However, I believe a clear line has to be drawn between empowerment and enrichment. A few months after the NEF awarded Ndalo Luxury Ventures the loan to open Luminance, the organisation announced it was broke and stopped granting funding, with immediate effect. The NEF’s mandate is to promote empowerment through investment in various sectors of the economy rather than a single enterprise whose main activity is importing luxury goods. It is estimated that more than 150 businesses that had pinned their hopes on funding from the NEF had their dreams dashed when the organisation announced that it had run out of money.
My question is: how many applications were turned down in favour of this boutique?

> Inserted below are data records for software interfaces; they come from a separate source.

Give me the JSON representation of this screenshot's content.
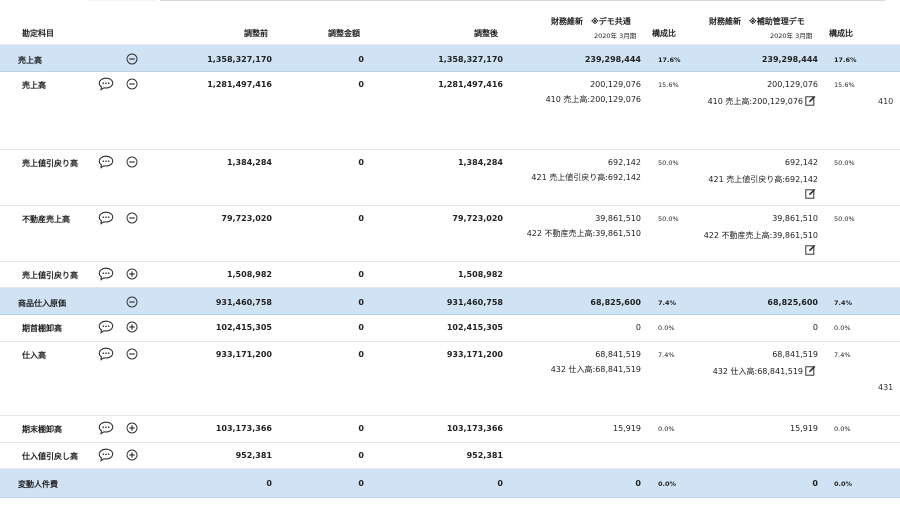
{
  "header": {
    "col_account": "勘定科目",
    "col_before": "調整前",
    "col_adjust": "調整金額",
    "col_after": "調整後",
    "col_fin1": "財務維新　※デモ共通",
    "col_fin1_sub": "2020年 3月期",
    "col_ratio1": "構成比",
    "col_fin2": "財務維新　※補助管理デモ",
    "col_fin2_sub": "2020年 3月期",
    "col_ratio2": "構成比"
  },
  "rows": [
    {
      "name": "売上高",
      "before": "1,358,327,170",
      "adjust": "0",
      "after": "1,358,327,170",
      "f1": "239,298,444",
      "r1": "17.6%",
      "f2": "239,298,444",
      "r2": "17.6%"
    },
    {
      "name": "売上高",
      "before": "1,281,497,416",
      "adjust": "0",
      "after": "1,281,497,416",
      "f1": "200,129,076",
      "f1_sub": "410 売上高:200,129,076",
      "r1": "15.6%",
      "f2": "200,129,076",
      "f2_sub": "410 売上高:200,129,076",
      "r2": "15.6%",
      "cut": "410"
    },
    {
      "name": "売上値引戻り高",
      "before": "1,384,284",
      "adjust": "0",
      "after": "1,384,284",
      "f1": "692,142",
      "f1_sub": "421 売上値引戻り高:692,142",
      "r1": "50.0%",
      "f2": "692,142",
      "f2_sub": "421 売上値引戻り高:692,142",
      "r2": "50.0%"
    },
    {
      "name": "不動産売上高",
      "before": "79,723,020",
      "adjust": "0",
      "after": "79,723,020",
      "f1": "39,861,510",
      "f1_sub": "422 不動産売上高:39,861,510",
      "r1": "50.0%",
      "f2": "39,861,510",
      "f2_sub": "422 不動産売上高:39,861,510",
      "r2": "50.0%"
    },
    {
      "name": "売上値引戻り高",
      "before": "1,508,982",
      "adjust": "0",
      "after": "1,508,982"
    },
    {
      "name": "商品仕入原価",
      "before": "931,460,758",
      "adjust": "0",
      "after": "931,460,758",
      "f1": "68,825,600",
      "r1": "7.4%",
      "f2": "68,825,600",
      "r2": "7.4%"
    },
    {
      "name": "期首棚卸高",
      "before": "102,415,305",
      "adjust": "0",
      "after": "102,415,305",
      "f1": "0",
      "r1": "0.0%",
      "f2": "0",
      "r2": "0.0%"
    },
    {
      "name": "仕入高",
      "before": "933,171,200",
      "adjust": "0",
      "after": "933,171,200",
      "f1": "68,841,519",
      "f1_sub": "432 仕入高:68,841,519",
      "r1": "7.4%",
      "f2": "68,841,519",
      "f2_sub": "432 仕入高:68,841,519",
      "r2": "7.4%",
      "cut": "431"
    },
    {
      "name": "期末棚卸高",
      "before": "103,173,366",
      "adjust": "0",
      "after": "103,173,366",
      "f1": "15,919",
      "r1": "0.0%",
      "f2": "15,919",
      "r2": "0.0%"
    },
    {
      "name": "仕入値引戻し高",
      "before": "952,381",
      "adjust": "0",
      "after": "952,381"
    },
    {
      "name": "変動人件費",
      "before": "0",
      "adjust": "0",
      "after": "0",
      "f1": "0",
      "r1": "0.0%",
      "f2": "0",
      "r2": "0.0%"
    }
  ]
}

Is South Africa so desperate to transform the retail clothing sector that the NEF needs to spend its last funds on financing wealthy individuals for luxury shops that cater for the super-rich? Perhaps I would not be so outraged if it were not for the fact that there is now no money available to support businesses that could have boosted the local economy in a far more equitable way.
But in all fairness, considering that the NEF obviously knew that it was running out of money, would Luminance have been funded merely based on its ownership? This is the second time in less than a year that Dhlomo is the beneficiary of empowerment funds. The first was a loan for Gauteng’s newest radio station, Power FM, in which she is a shareholder. My take on the situation is that the NEF is there to help people who really need assistance. If the owners of Luminance had had a viable business plan and were already prepared to put up R15 million of their own money, they could surely have raised the balance needed from a commercial bank – especially considering Dhlomo’s reputation as a businesswoman.
Badly skewed priorities
I believe there is something seriously wrong when a poorly-resourced country like South Africa prioritises a boutique over the needs of millions of ordinary folk who are still marginalised by commercial banks. Ask any emerging farmer how hard it is to obtain funding from government funding institutions, let alone commercial banks. Some wait years for empowerment deals like these. But it seems that if you wish to launch a fashionable shop in one of Johannesburg’s most elegant malls, you don’t have to wait.
Incidentally, if you want to hear a detailed description of this super-stylish boutique, why not ask Gauteng premier Nomvula Mokonyane?
She has already paid it a visit.